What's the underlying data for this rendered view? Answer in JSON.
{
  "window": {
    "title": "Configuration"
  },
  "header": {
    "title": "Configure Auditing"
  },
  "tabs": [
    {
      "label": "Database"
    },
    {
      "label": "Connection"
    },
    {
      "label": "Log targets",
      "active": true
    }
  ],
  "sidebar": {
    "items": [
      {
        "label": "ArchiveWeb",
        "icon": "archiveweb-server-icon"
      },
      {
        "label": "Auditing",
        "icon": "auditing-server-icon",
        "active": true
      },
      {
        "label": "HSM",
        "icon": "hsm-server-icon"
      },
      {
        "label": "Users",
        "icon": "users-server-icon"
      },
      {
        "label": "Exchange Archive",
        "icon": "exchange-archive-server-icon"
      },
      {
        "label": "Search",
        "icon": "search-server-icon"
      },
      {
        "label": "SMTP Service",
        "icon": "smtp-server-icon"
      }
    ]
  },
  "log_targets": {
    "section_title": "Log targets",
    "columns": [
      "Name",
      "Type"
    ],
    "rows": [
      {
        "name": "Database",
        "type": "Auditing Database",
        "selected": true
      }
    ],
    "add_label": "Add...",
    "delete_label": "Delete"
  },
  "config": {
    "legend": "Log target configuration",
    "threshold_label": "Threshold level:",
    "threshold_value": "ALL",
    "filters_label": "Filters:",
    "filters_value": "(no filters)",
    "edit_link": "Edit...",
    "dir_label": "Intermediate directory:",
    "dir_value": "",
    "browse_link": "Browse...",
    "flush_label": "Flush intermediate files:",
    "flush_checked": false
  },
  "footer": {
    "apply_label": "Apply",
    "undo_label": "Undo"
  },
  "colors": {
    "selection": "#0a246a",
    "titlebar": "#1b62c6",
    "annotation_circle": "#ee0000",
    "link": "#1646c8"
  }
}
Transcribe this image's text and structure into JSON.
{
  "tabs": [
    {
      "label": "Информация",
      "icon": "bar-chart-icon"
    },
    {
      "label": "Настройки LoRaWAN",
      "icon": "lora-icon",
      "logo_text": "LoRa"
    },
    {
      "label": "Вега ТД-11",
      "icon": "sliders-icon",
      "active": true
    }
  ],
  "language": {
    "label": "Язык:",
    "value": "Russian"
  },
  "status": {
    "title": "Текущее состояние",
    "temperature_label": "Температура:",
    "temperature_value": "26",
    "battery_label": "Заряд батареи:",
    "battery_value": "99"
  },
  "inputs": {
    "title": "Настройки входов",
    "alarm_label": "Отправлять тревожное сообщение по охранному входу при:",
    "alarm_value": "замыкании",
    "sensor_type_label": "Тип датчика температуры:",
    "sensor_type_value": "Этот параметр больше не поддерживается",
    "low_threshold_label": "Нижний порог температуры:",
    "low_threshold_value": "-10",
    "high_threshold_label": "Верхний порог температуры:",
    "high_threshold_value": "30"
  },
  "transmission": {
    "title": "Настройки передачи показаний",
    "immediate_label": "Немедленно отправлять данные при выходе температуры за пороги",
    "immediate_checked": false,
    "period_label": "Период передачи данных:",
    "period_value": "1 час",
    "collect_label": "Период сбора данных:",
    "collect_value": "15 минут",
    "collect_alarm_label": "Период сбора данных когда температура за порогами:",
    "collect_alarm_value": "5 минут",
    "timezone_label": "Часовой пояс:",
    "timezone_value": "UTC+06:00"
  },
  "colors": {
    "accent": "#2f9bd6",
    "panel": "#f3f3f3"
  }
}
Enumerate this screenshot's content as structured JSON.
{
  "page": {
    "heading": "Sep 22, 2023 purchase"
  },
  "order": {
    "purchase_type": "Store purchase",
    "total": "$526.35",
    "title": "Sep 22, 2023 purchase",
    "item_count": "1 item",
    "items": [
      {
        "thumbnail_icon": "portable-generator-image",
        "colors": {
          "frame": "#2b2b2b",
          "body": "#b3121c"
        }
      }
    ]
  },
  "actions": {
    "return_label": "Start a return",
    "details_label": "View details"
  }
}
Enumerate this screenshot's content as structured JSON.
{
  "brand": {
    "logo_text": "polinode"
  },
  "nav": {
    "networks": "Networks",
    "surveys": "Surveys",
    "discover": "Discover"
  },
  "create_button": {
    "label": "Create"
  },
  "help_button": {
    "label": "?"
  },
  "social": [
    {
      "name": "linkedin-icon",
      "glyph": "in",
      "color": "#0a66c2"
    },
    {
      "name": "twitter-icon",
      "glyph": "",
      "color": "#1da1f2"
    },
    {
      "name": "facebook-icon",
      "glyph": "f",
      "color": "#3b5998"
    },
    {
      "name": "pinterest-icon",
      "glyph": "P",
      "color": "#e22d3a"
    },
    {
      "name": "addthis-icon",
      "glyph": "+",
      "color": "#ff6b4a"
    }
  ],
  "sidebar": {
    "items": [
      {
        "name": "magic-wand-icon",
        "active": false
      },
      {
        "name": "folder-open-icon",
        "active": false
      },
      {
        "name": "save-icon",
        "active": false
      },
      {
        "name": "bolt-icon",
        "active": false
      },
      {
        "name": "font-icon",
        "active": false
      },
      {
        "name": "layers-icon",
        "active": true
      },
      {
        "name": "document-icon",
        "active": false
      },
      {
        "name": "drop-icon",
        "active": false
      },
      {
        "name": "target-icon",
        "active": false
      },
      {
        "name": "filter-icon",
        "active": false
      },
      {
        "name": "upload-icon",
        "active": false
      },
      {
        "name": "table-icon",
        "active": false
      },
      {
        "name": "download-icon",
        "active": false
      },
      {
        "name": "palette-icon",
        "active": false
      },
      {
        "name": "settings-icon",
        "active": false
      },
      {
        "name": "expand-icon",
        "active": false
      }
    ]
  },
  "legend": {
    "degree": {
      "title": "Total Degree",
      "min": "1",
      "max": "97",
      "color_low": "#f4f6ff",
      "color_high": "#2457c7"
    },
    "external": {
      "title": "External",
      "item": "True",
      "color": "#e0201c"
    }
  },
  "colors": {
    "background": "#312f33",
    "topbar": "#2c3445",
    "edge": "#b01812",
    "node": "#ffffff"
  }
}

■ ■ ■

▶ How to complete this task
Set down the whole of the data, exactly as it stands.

▶ Task solution
What's the underlying data for this rendered view? Answer in JSON.
{
  "window": {
    "title": "Configuration"
  },
  "header": {
    "title": "Configure Auditing"
  },
  "tabs": [
    {
      "label": "Database"
    },
    {
      "label": "Connection"
    },
    {
      "label": "Log targets",
      "active": true
    }
  ],
  "sidebar": {
    "items": [
      {
        "label": "ArchiveWeb",
        "icon": "archiveweb-server-icon"
      },
      {
        "label": "Auditing",
        "icon": "auditing-server-icon",
        "active": true
      },
      {
        "label": "HSM",
        "icon": "hsm-server-icon"
      },
      {
        "label": "Users",
        "icon": "users-server-icon"
      },
      {
        "label": "Exchange Archive",
        "icon": "exchange-archive-server-icon"
      },
      {
        "label": "Search",
        "icon": "search-server-icon"
      },
      {
        "label": "SMTP Service",
        "icon": "smtp-server-icon"
      }
    ]
  },
  "log_targets": {
    "section_title": "Log targets",
    "columns": [
      "Name",
      "Type"
    ],
    "rows": [
      {
        "name": "Database",
        "type": "Auditing Database",
        "selected": true
      }
    ],
    "add_label": "Add...",
    "delete_label": "Delete"
  },
  "config": {
    "legend": "Log target configuration",
    "threshold_label": "Threshold level:",
    "threshold_value": "ALL",
    "filters_label": "Filters:",
    "filters_value": "(no filters)",
    "edit_link": "Edit...",
    "dir_label": "Intermediate directory:",
    "dir_value": "",
    "browse_link": "Browse...",
    "flush_label": "Flush intermediate files:",
    "flush_checked": false
  },
  "footer": {
    "apply_label": "Apply",
    "undo_label": "Undo"
  },
  "colors": {
    "selection": "#0a246a",
    "titlebar": "#1b62c6",
    "annotation_circle": "#ee0000",
    "link": "#1646c8"
  }
}
Transcribe this image's text and structure into JSON.
{
  "tabs": [
    {
      "label": "Информация",
      "icon": "bar-chart-icon"
    },
    {
      "label": "Настройки LoRaWAN",
      "icon": "lora-icon",
      "logo_text": "LoRa"
    },
    {
      "label": "Вега ТД-11",
      "icon": "sliders-icon",
      "active": true
    }
  ],
  "language": {
    "label": "Язык:",
    "value": "Russian"
  },
  "status": {
    "title": "Текущее состояние",
    "temperature_label": "Температура:",
    "temperature_value": "26",
    "battery_label": "Заряд батареи:",
    "battery_value": "99"
  },
  "inputs": {
    "title": "Настройки входов",
    "alarm_label": "Отправлять тревожное сообщение по охранному входу при:",
    "alarm_value": "замыкании",
    "sensor_type_label": "Тип датчика температуры:",
    "sensor_type_value": "Этот параметр больше не поддерживается",
    "low_threshold_label": "Нижний порог температуры:",
    "low_threshold_value": "-10",
    "high_threshold_label": "Верхний порог температуры:",
    "high_threshold_value": "30"
  },
  "transmission": {
    "title": "Настройки передачи показаний",
    "immediate_label": "Немедленно отправлять данные при выходе температуры за пороги",
    "immediate_checked": false,
    "period_label": "Период передачи данных:",
    "period_value": "1 час",
    "collect_label": "Период сбора данных:",
    "collect_value": "15 минут",
    "collect_alarm_label": "Период сбора данных когда температура за порогами:",
    "collect_alarm_value": "5 минут",
    "timezone_label": "Часовой пояс:",
    "timezone_value": "UTC+06:00"
  },
  "colors": {
    "accent": "#2f9bd6",
    "panel": "#f3f3f3"
  }
}
Enumerate this screenshot's content as structured JSON.
{
  "page": {
    "heading": "Sep 22, 2023 purchase"
  },
  "order": {
    "purchase_type": "Store purchase",
    "total": "$526.35",
    "title": "Sep 22, 2023 purchase",
    "item_count": "1 item",
    "items": [
      {
        "thumbnail_icon": "portable-generator-image",
        "colors": {
          "frame": "#2b2b2b",
          "body": "#b3121c"
        }
      }
    ]
  },
  "actions": {
    "return_label": "Start a return",
    "details_label": "View details"
  }
}
Enumerate this screenshot's content as structured JSON.
{
  "brand": {
    "logo_text": "polinode"
  },
  "nav": {
    "networks": "Networks",
    "surveys": "Surveys",
    "discover": "Discover"
  },
  "create_button": {
    "label": "Create"
  },
  "help_button": {
    "label": "?"
  },
  "social": [
    {
      "name": "linkedin-icon",
      "glyph": "in",
      "color": "#0a66c2"
    },
    {
      "name": "twitter-icon",
      "glyph": "",
      "color": "#1da1f2"
    },
    {
      "name": "facebook-icon",
      "glyph": "f",
      "color": "#3b5998"
    },
    {
      "name": "pinterest-icon",
      "glyph": "P",
      "color": "#e22d3a"
    },
    {
      "name": "addthis-icon",
      "glyph": "+",
      "color": "#ff6b4a"
    }
  ],
  "sidebar": {
    "items": [
      {
        "name": "magic-wand-icon",
        "active": false
      },
      {
        "name": "folder-open-icon",
        "active": false
      },
      {
        "name": "save-icon",
        "active": false
      },
      {
        "name": "bolt-icon",
        "active": false
      },
      {
        "name": "font-icon",
        "active": false
      },
      {
        "name": "layers-icon",
        "active": true
      },
      {
        "name": "document-icon",
        "active": false
      },
      {
        "name": "drop-icon",
        "active": false
      },
      {
        "name": "target-icon",
        "active": false
      },
      {
        "name": "filter-icon",
        "active": false
      },
      {
        "name": "upload-icon",
        "active": false
      },
      {
        "name": "table-icon",
        "active": false
      },
      {
        "name": "download-icon",
        "active": false
      },
      {
        "name": "palette-icon",
        "active": false
      },
      {
        "name": "settings-icon",
        "active": false
      },
      {
        "name": "expand-icon",
        "active": false
      }
    ]
  },
  "legend": {
    "degree": {
      "title": "Total Degree",
      "min": "1",
      "max": "97",
      "color_low": "#f4f6ff",
      "color_high": "#2457c7"
    },
    "external": {
      "title": "External",
      "item": "True",
      "color": "#e0201c"
    }
  },
  "colors": {
    "background": "#312f33",
    "topbar": "#2c3445",
    "edge": "#b01812",
    "node": "#ffffff"
  }
}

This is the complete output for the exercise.